When probate in Georgia is needed, the process always requires the executor/administrator to file a petition and the original will – if there is one – in the decedent’s home county probate court. The decedent’s closest surviving relatives are required to be given the opportunity to acknowledge receiving a copy of the will and the petition that would be filed at the court – or they can file an objection. If there is a proper objection to the will, its validity, its contents or even the selection of executor or administrator, that objection will usually delay the completion of probate at least six months. The delay is written into the probate code so as to allow the “parties“ to work it out and resolve the objection or to litigate their differences in the probate court.

Turning To Experience With A Georgia Probate Lawyer

In the end, it is often emotionally difficult for surviving family to deal with the death of their loved one regardless of geography. The role of the helpful probating estates attorney should make the probate process easier for the client, more efficient, and less stressful with professional experienced legal guidance. Our experience has been that clients receive peace of mind during the probate process and are better off after its completion. If you would like that same opportunity as you look towards setting up your last will and testament, or if you would like legal advice on the roles of an Executor during this process and how your family can best function to ensure a quick resolution to an estate when faced with death, reach out to our experienced Georgia probate lawyers!

One of our Georgia probate lawyers in Atlanta can assist you in planning ahead for the probate process by working through a detailed list of instructions regarding the following:

  • How to structure a will to expedite the probate process
  • What taxes an estate should be cognizant of when planning
  • What a named Executor can expect when fulfilling his or her duties as outlined by the will in the probate process

Contact our firm’s probate lawyers in Georgia at Meyring Law Firm!

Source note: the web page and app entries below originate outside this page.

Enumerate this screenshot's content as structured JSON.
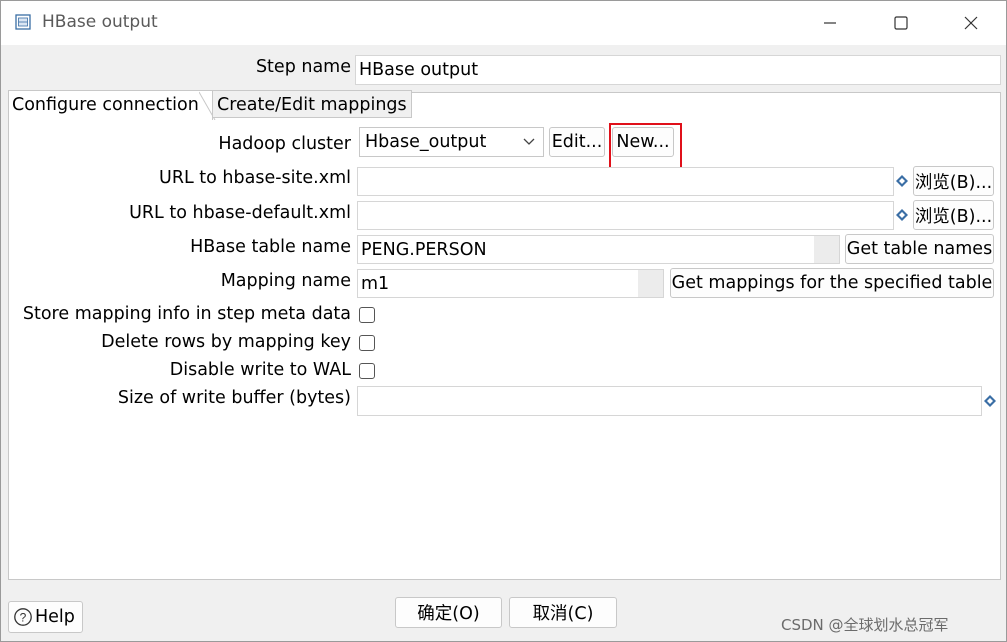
{
  "window": {
    "title": "HBase output",
    "icon": "hbase-step-icon",
    "controls": [
      "minimize-icon",
      "maximize-icon",
      "close-icon"
    ]
  },
  "step": {
    "label": "Step name",
    "value": "HBase output"
  },
  "tabs": [
    {
      "label": "Configure connection",
      "active": true
    },
    {
      "label": "Create/Edit mappings",
      "active": false
    }
  ],
  "connection": {
    "hadoop_cluster": {
      "label": "Hadoop cluster",
      "selected": "Hbase_output",
      "edit_label": "Edit...",
      "new_label": "New..."
    },
    "site_xml": {
      "label": "URL to hbase-site.xml",
      "value": "",
      "browse_label": "浏览(B)..."
    },
    "default_xml": {
      "label": "URL to hbase-default.xml",
      "value": "",
      "browse_label": "浏览(B)..."
    },
    "table_name": {
      "label": "HBase table name",
      "value": "PENG.PERSON",
      "button_label": "Get table names"
    },
    "mapping_name": {
      "label": "Mapping name",
      "value": "m1",
      "button_label": "Get mappings for the specified table"
    },
    "store_mapping": {
      "label": "Store mapping info in step meta data",
      "checked": false
    },
    "delete_rows": {
      "label": "Delete rows by mapping key",
      "checked": false
    },
    "disable_wal": {
      "label": "Disable write to WAL",
      "checked": false
    },
    "write_buffer": {
      "label": "Size of write buffer (bytes)",
      "value": ""
    }
  },
  "footer": {
    "help_label": "Help",
    "ok_label": "确定(O)",
    "cancel_label": "取消(C)"
  },
  "watermark": "CSDN @全球划水总冠军",
  "colors": {
    "highlight": "#e0101a",
    "variable_icon": "#3a6ea5"
  }
}
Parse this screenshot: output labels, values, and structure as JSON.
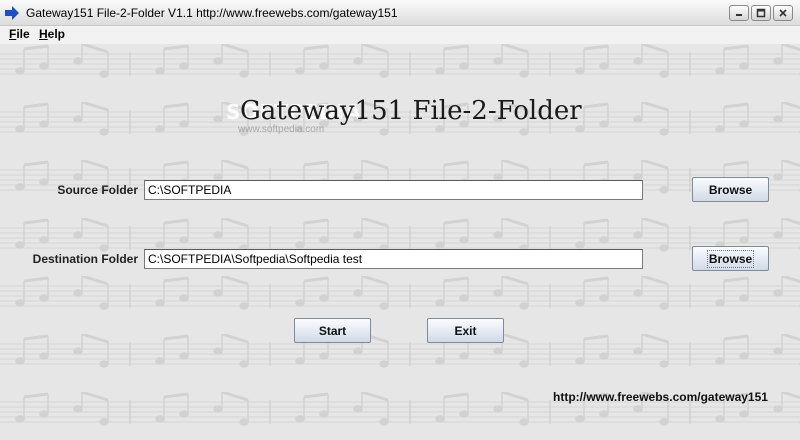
{
  "window": {
    "title": "Gateway151 File-2-Folder V1.1   http://www.freewebs.com/gateway151"
  },
  "menu": {
    "items": [
      {
        "label": "File"
      },
      {
        "label": "Help"
      }
    ]
  },
  "watermark": {
    "text": "SOFTPEDIA",
    "url": "www.softpedia.com"
  },
  "app": {
    "title": "Gateway151 File-2-Folder"
  },
  "source": {
    "label": "Source Folder",
    "value": "C:\\SOFTPEDIA",
    "browse_label": "Browse"
  },
  "destination": {
    "label": "Destination Folder",
    "value": "C:\\SOFTPEDIA\\Softpedia\\Softpedia test",
    "browse_label": "Browse"
  },
  "actions": {
    "start_label": "Start",
    "exit_label": "Exit"
  },
  "footer": {
    "url": "http://www.freewebs.com/gateway151"
  },
  "colors": {
    "accent_arrow": "#1f4fbf",
    "button_border": "#7f8b9a"
  },
  "icons": {
    "app": "arrow-right-icon",
    "minimize": "minimize-icon",
    "maximize": "maximize-icon",
    "close": "close-icon"
  }
}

Call (678) 263-2765 or submit an online form for your complimentary case evaluation.